The moment comes… you defend your life and shoot another person. The legal system steps in and now you have potentially “double trouble”…and it’s a double-tap…perhaps on YOU.
The first issue is when you face criminal liability. Charges are filed against you by some government authority, probably a prosecutor. You face prison time, loss of certain rights, monetary penalties, and public outrage.
What if you are deemed “not guilty”? The alleged crime was not proved “beyond a reasonable doubt”. That’s good news for you…but it’s not over. It is only the first stage of potentially double trouble.
A second issue rears its ugly head…civil liability.
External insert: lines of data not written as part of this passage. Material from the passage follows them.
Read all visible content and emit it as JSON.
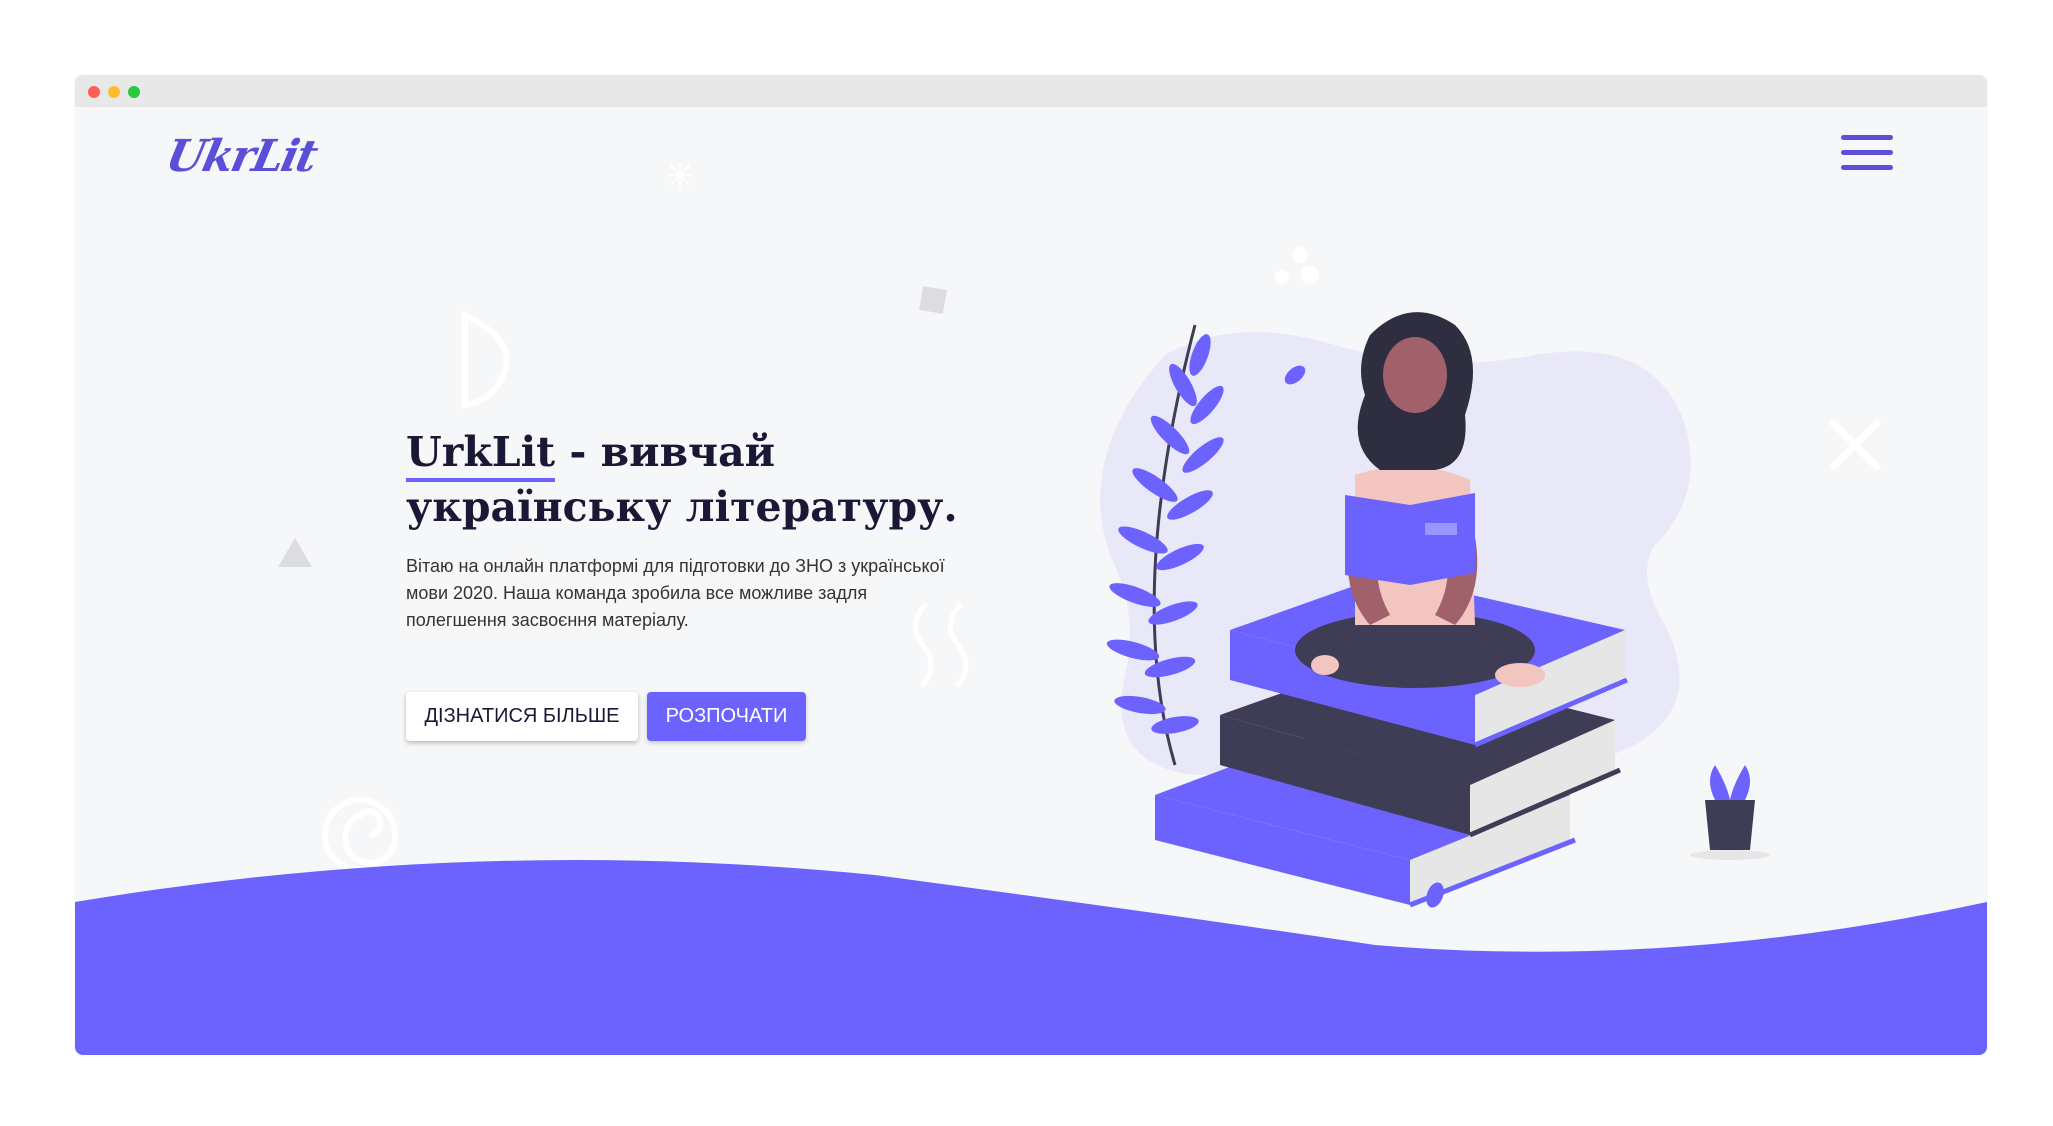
{
  "window": {
    "controls": [
      "close",
      "minimize",
      "maximize"
    ]
  },
  "header": {
    "logo_text": "UkrLit",
    "menu_icon": "hamburger-menu-icon"
  },
  "hero": {
    "title_brand": "UrkLit",
    "title_rest_line1": " - вивчай",
    "title_line2": "українську літературу.",
    "description": "Вітаю на онлайн платформі для підготовки до ЗНО з української мови 2020. Наша команда зробила все можливе задля полегшення засвоєння матеріалу.",
    "buttons": {
      "learn_more": "ДІЗНАТИСЯ БІЛЬШЕ",
      "start": "РОЗПОЧАТИ"
    },
    "illustration": "woman-reading-on-books-illustration"
  },
  "colors": {
    "accent": "#6c63ff",
    "logo": "#5a4fd6",
    "background": "#f6f7f8",
    "title": "#1b1836"
  }
}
You face the loss of some or all of your property – real estate, money, investments, and even tangible assets like your car or personal property.
Getting sued in civil court might involve the person you shot or one or more of their family members. A person claims a harm to be rectified by a money judgment. The harm alleged can be for violation of some legal duty owed by a negligent act or an act for which there is strict liability. The damages alleged could be either economic (loss of pay, medical bills, etc.) or non-economic (pain and suffering, mental anguish, loss of companionship, etc.) The judge or jury generally only needs to say that you breached the duty that somehow led to the damages, “more likely than not”.
OJ Simpson comes to mind. Not guilty, criminal case. Found Liable, civil case.
What are the “Lessons Learned” and takeaway’s from all this?
- A gun owner who carries takes on a hefty responsibility.
- It makes sense to learn how to be situationally aware and to avoid trouble whenever possible.
- If you can’t avoid trouble, use the most reasonable amount of force you can.
- Learn the law involving use of force and self-defense.
- Look for training that develops muscle memory in defending and incorporates the law into the acts you take or do not take. This requires far more than just mastery of how to use a gun.
- If you use force…what will be your story? What kind of gun owner are you? What training have you had? Did you manage your scene by saying the right things to a responding officer? Did you preserve evidence and witnesses? Are you confident that you will be going home? Or will you leave in a squad car?
The 2nd Amendment gives all of us certain rights. But how you prepare to exercise those rights, and the way you do it will determine whether you go home and remain there or face the music in a criminal and/or civil trial.
I would challenge all of us as responsible gun owners to learn how to protect ourselves and our loved ones from either one of these areas of legal exposure.